I live in San Francisco and am using the Tartine Country Bread recipe/process with overnight proofing in the fridge. 

Baking happens in a dutch oven. And this is what I end up with. Great crumb with good holes.

But what about the big crusty ears? Could it be that my dutch oven is not sealing in enough moisture?

Thanks in advance for your opinions! 

Floydm's picture
Floydm

Hi Tangy.  Welcome to the site!

A good place to start is by checking out DMSnyder's Scoring Bread Tutorial.

I still don't have a great feel for it and my loaves typically come out looking like yours, which isn't bad, but it isn't ideal either.  Other folks here may have some other helpful tips for you.

Cheers,

-Floyd 

dmsnyder's picture
dmsnyder

Hi, Tangy.

Traditionally, "big ears" are desireable in long loaves like baguettes, not in boules. However, if you want to understand how to get them, read the section on "What's the point of an ear" in the Scoring Tutorial. Floyd's reply, above, has the link.

I think your boule looks very nice.

David

tangy's picture
tangy

Thanks for the nice comment - and for writing such an in-depth tutorial on scoring. Reading over it now!

Pat in SoCal's picture
Pat in SoCal

Score almost parallel to the surface...and be bold!  :-)  See my post under Tartine bread.  One of them has particularly nice ears.

dmsnyder's picture
dmsnyder

As it happens, these two boules came out of my oven this afternoon:

Close-ups illustrate my points about ears on boules.

This is a typical boule scored in a traditional "tic tac toe" pattern. Note that there is some elevation of the crust between the bloom, but it is minimal. It does show that my proofing was ideal. If I had underproofed, there would have been bursting and a less even bloom. If I had over-proofed, the whole surface would have been flatter, and there would be less bloom.

The other boule could be regarded as "the exception that proves the rule."

This was scored with a half-moon cut around the margin of the top plus three slashes across the top. It has a "kind of, sort of ear."

This developed because the first slash was made with the blade at a shallow angle to the surface of the loaf. The cuts on top, which don't have ears, were made with the blade perpendicular to the surface.

By way of contrast, below is a photo of a baguette I baked last week.

These cuts were all made with the blade at a shallow angle to the surface. There are a few more important points, but these are covered in the Scoring Tutorial.

 

I hope this helps.

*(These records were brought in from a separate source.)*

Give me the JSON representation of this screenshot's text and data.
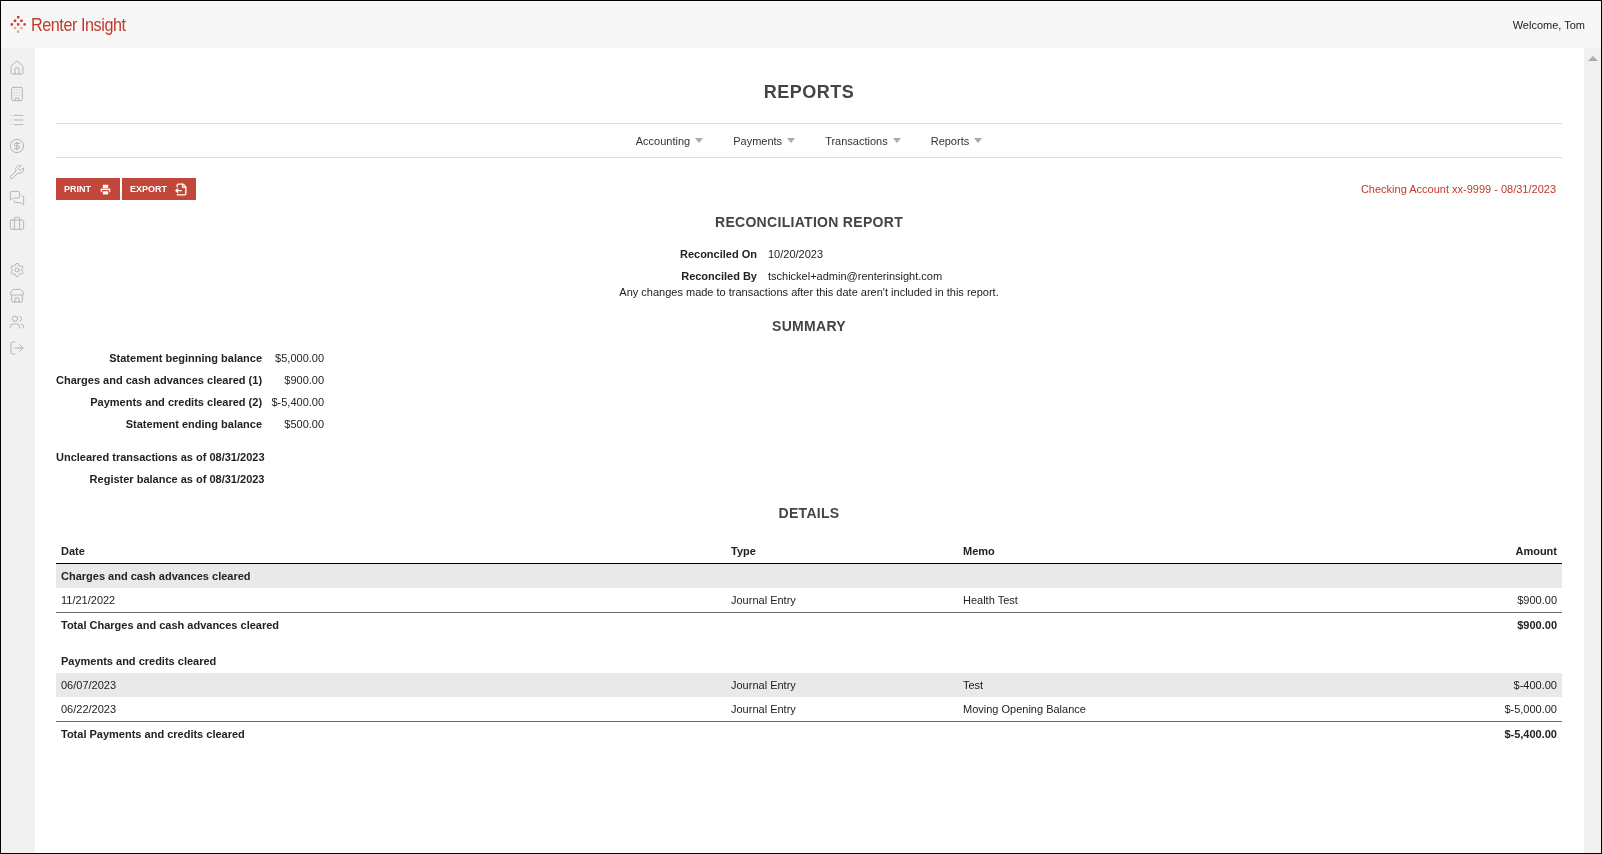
{
  "header": {
    "logo": "Renter Insight",
    "welcome": "Welcome, Tom"
  },
  "page_title": "REPORTS",
  "nav": [
    {
      "label": "Accounting"
    },
    {
      "label": "Payments"
    },
    {
      "label": "Transactions"
    },
    {
      "label": "Reports"
    }
  ],
  "actions": [
    {
      "label": "PRINT",
      "kind": "print"
    },
    {
      "label": "EXPORT",
      "kind": "export"
    }
  ],
  "account": "Checking Account xx-9999 - 08/31/2023",
  "report_title": "RECONCILIATION REPORT",
  "meta": [
    {
      "label": "Reconciled On",
      "value": "10/20/2023"
    },
    {
      "label": "Reconciled By",
      "value": "tschickel+admin@renterinsight.com"
    }
  ],
  "note": "Any changes made to transactions after this date aren't included in this report.",
  "summary_title": "SUMMARY",
  "summary": [
    {
      "label": "Statement beginning balance",
      "value": "$5,000.00"
    },
    {
      "label": "Charges and cash advances cleared (1)",
      "value": "$900.00"
    },
    {
      "label": "Payments and credits cleared (2)",
      "value": "$-5,400.00"
    },
    {
      "label": "Statement ending balance",
      "value": "$500.00"
    }
  ],
  "uncleared": [
    {
      "label": "Uncleared transactions as of 08/31/2023"
    },
    {
      "label": "Register balance as of 08/31/2023"
    }
  ],
  "details_title": "DETAILS",
  "table": {
    "columns": [
      "Date",
      "Type",
      "Memo",
      "Amount"
    ],
    "rows": [
      {
        "kind": "group",
        "label": "Charges and cash advances cleared",
        "shaded": true
      },
      {
        "kind": "entry",
        "cells": [
          "11/21/2022",
          "Journal Entry",
          "Health Test",
          "$900.00"
        ],
        "shaded": false
      },
      {
        "kind": "total",
        "label": "Total Charges and cash advances cleared",
        "amount": "$900.00"
      },
      {
        "kind": "group",
        "label": "Payments and credits cleared",
        "shaded": false
      },
      {
        "kind": "entry",
        "cells": [
          "06/07/2023",
          "Journal Entry",
          "Test",
          "$-400.00"
        ],
        "shaded": true
      },
      {
        "kind": "entry",
        "cells": [
          "06/22/2023",
          "Journal Entry",
          "Moving Opening Balance",
          "$-5,000.00"
        ],
        "shaded": false
      },
      {
        "kind": "total",
        "label": "Total Payments and credits cleared",
        "amount": "$-5,400.00"
      }
    ]
  }
}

Happy baking!

David

tangy's picture
tangy

This is immensely helpful, David! What beautiful bread you've got :)

So by your description, my bread is flatter, therefore overproofed?

dmsnyder's picture
dmsnyder

The bloom pattern on your loaf does suggest slight over-proofing. There is really nothing wrong with it, but the Tartine basic country bread usually has pretty exhuberant oven spring and bloom. That pattern could also be partly due to the cuts being too shallow.

David

tangy's picture
tangy

Got it, David! I'll try deeper scores next time. Given that the proofing is happening in the fridge, I'll also try to leave it in there for just 8 hours versus the 12 that it went through for this loaf.

I'll report back on the results :) THANK YOU!